### Action item
With the pictures left out, write every entry down exactly.

-------- Input data

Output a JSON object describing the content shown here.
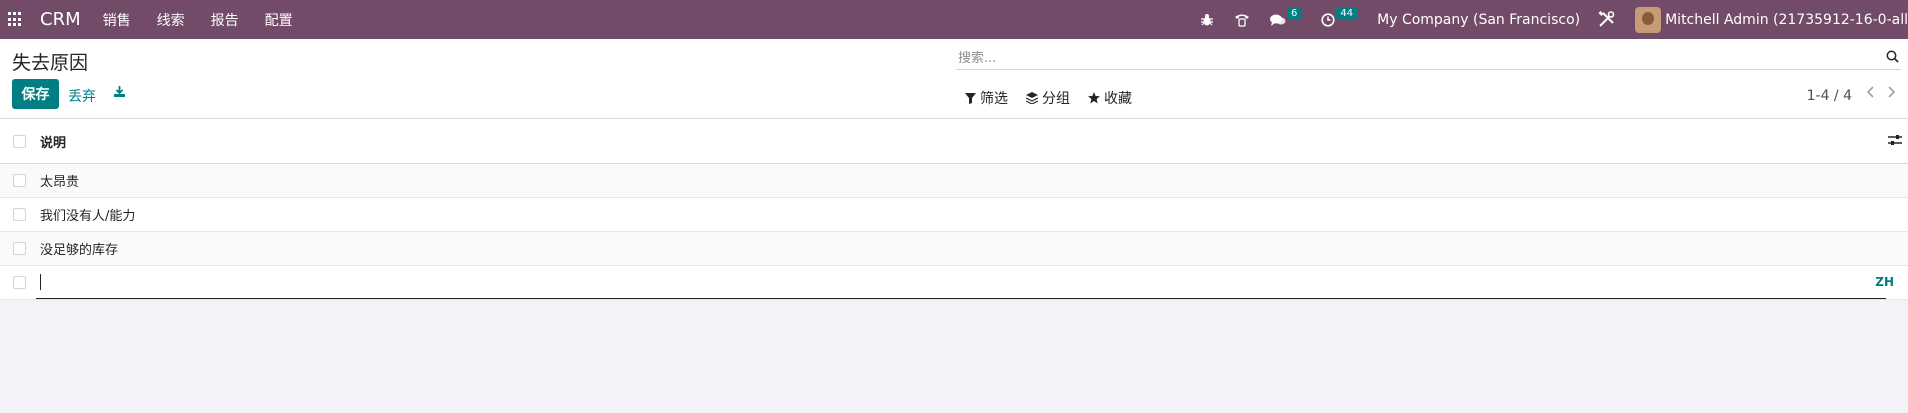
{
  "navbar": {
    "brand": "CRM",
    "menu": [
      "销售",
      "线索",
      "报告",
      "配置"
    ],
    "messages_count": "6",
    "activities_count": "44",
    "company": "My Company (San Francisco)",
    "user": "Mitchell Admin (21735912-16-0-all"
  },
  "control_panel": {
    "title": "失去原因",
    "save_label": "保存",
    "discard_label": "丢弃",
    "search_placeholder": "搜索...",
    "filter_label": "筛选",
    "group_label": "分组",
    "favorites_label": "收藏",
    "pager": "1-4 / 4"
  },
  "list": {
    "column_header": "说明",
    "rows": [
      "太昂贵",
      "我们没有人/能力",
      "没足够的库存"
    ],
    "edit_value": "",
    "lang_code": "ZH"
  },
  "colors": {
    "navbar": "#714B67",
    "primary": "#017e84"
  }
}
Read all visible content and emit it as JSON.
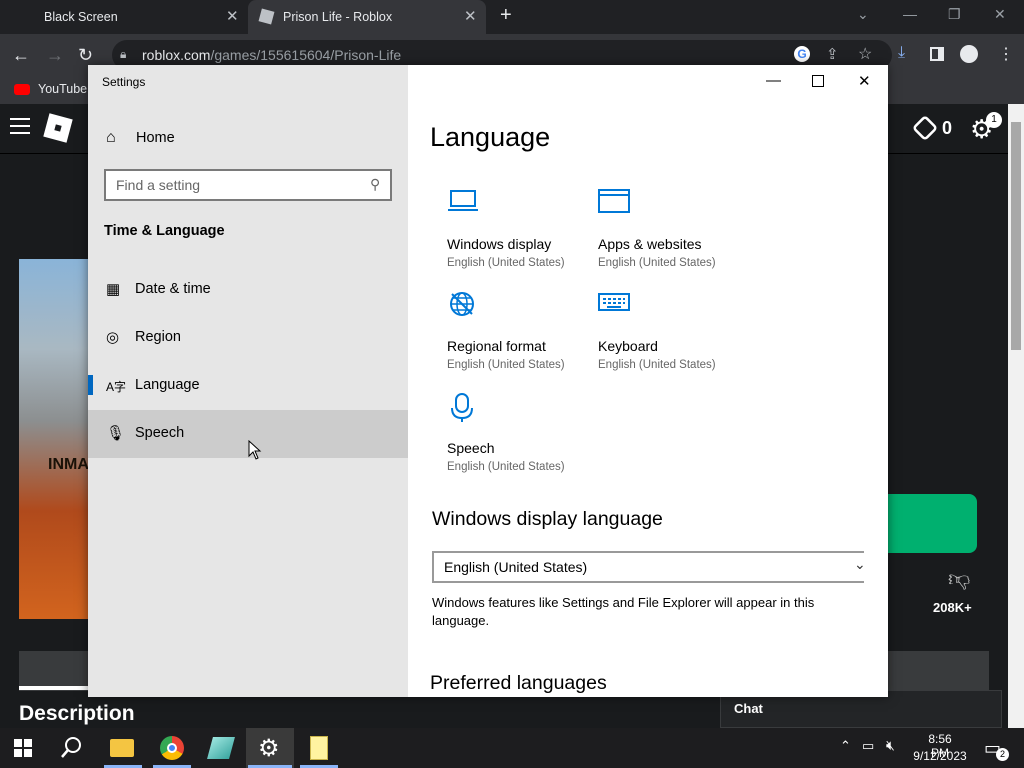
{
  "browser": {
    "tabs": [
      {
        "title": "Black Screen",
        "close": "✕"
      },
      {
        "title": "Prison Life - Roblox",
        "close": "✕"
      }
    ],
    "url_host": "roblox.com",
    "url_path": "/games/155615604/Prison-Life",
    "bookmark": "YouTube"
  },
  "roblox": {
    "robux": "0",
    "notification_count": "1",
    "game_overlay_text": "INMA",
    "dislikes": "208K+",
    "description_heading": "Description",
    "chat_label": "Chat"
  },
  "settings": {
    "window_title": "Settings",
    "home": "Home",
    "search_placeholder": "Find a setting",
    "group": "Time & Language",
    "nav": [
      {
        "label": "Date & time",
        "icon": "calendar-clock-icon"
      },
      {
        "label": "Region",
        "icon": "globe-icon"
      },
      {
        "label": "Language",
        "icon": "language-icon"
      },
      {
        "label": "Speech",
        "icon": "microphone-icon"
      }
    ],
    "selected_nav": "Language",
    "content_title": "Language",
    "tiles": [
      {
        "name": "Windows display",
        "sub": "English (United States)",
        "icon": "laptop-icon"
      },
      {
        "name": "Apps & websites",
        "sub": "English (United States)",
        "icon": "window-icon"
      },
      {
        "name": "Regional format",
        "sub": "English (United States)",
        "icon": "globe-format-icon"
      },
      {
        "name": "Keyboard",
        "sub": "English (United States)",
        "icon": "keyboard-icon"
      },
      {
        "name": "Speech",
        "sub": "English (United States)",
        "icon": "microphone-icon"
      }
    ],
    "display_language_title": "Windows display language",
    "display_language_value": "English (United States)",
    "display_language_desc": "Windows features like Settings and File Explorer will appear in this language.",
    "preferred_title": "Preferred languages"
  },
  "taskbar": {
    "time": "8:56 PM",
    "date": "9/12/2023",
    "notification_count": "2"
  },
  "colors": {
    "accent": "#0067c0",
    "tile_icon": "#0078d7",
    "play_green": "#00b06f"
  }
}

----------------

### Result of the task
Output a JSON object describing the content shown here.
{
  "navbar": {
    "brand": "CRM",
    "menu": [
      "销售",
      "线索",
      "报告",
      "配置"
    ],
    "messages_count": "6",
    "activities_count": "44",
    "company": "My Company (San Francisco)",
    "user": "Mitchell Admin (21735912-16-0-all"
  },
  "control_panel": {
    "title": "失去原因",
    "save_label": "保存",
    "discard_label": "丢弃",
    "search_placeholder": "搜索...",
    "filter_label": "筛选",
    "group_label": "分组",
    "favorites_label": "收藏",
    "pager": "1-4 / 4"
  },
  "list": {
    "column_header": "说明",
    "rows": [
      "太昂贵",
      "我们没有人/能力",
      "没足够的库存"
    ],
    "edit_value": "",
    "lang_code": "ZH"
  },
  "colors": {
    "navbar": "#714B67",
    "primary": "#017e84"
  }
}
Read all visible content and emit it as JSON.
{
  "browser": {
    "tabs": [
      {
        "title": "Black Screen",
        "close": "✕"
      },
      {
        "title": "Prison Life - Roblox",
        "close": "✕"
      }
    ],
    "url_host": "roblox.com",
    "url_path": "/games/155615604/Prison-Life",
    "bookmark": "YouTube"
  },
  "roblox": {
    "robux": "0",
    "notification_count": "1",
    "game_overlay_text": "INMA",
    "dislikes": "208K+",
    "description_heading": "Description",
    "chat_label": "Chat"
  },
  "settings": {
    "window_title": "Settings",
    "home": "Home",
    "search_placeholder": "Find a setting",
    "group": "Time & Language",
    "nav": [
      {
        "label": "Date & time",
        "icon": "calendar-clock-icon"
      },
      {
        "label": "Region",
        "icon": "globe-icon"
      },
      {
        "label": "Language",
        "icon": "language-icon"
      },
      {
        "label": "Speech",
        "icon": "microphone-icon"
      }
    ],
    "selected_nav": "Language",
    "content_title": "Language",
    "tiles": [
      {
        "name": "Windows display",
        "sub": "English (United States)",
        "icon": "laptop-icon"
      },
      {
        "name": "Apps & websites",
        "sub": "English (United States)",
        "icon": "window-icon"
      },
      {
        "name": "Regional format",
        "sub": "English (United States)",
        "icon": "globe-format-icon"
      },
      {
        "name": "Keyboard",
        "sub": "English (United States)",
        "icon": "keyboard-icon"
      },
      {
        "name": "Speech",
        "sub": "English (United States)",
        "icon": "microphone-icon"
      }
    ],
    "display_language_title": "Windows display language",
    "display_language_value": "English (United States)",
    "display_language_desc": "Windows features like Settings and File Explorer will appear in this language.",
    "preferred_title": "Preferred languages"
  },
  "taskbar": {
    "time": "8:56 PM",
    "date": "9/12/2023",
    "notification_count": "2"
  },
  "colors": {
    "accent": "#0067c0",
    "tile_icon": "#0078d7",
    "play_green": "#00b06f"
  }
}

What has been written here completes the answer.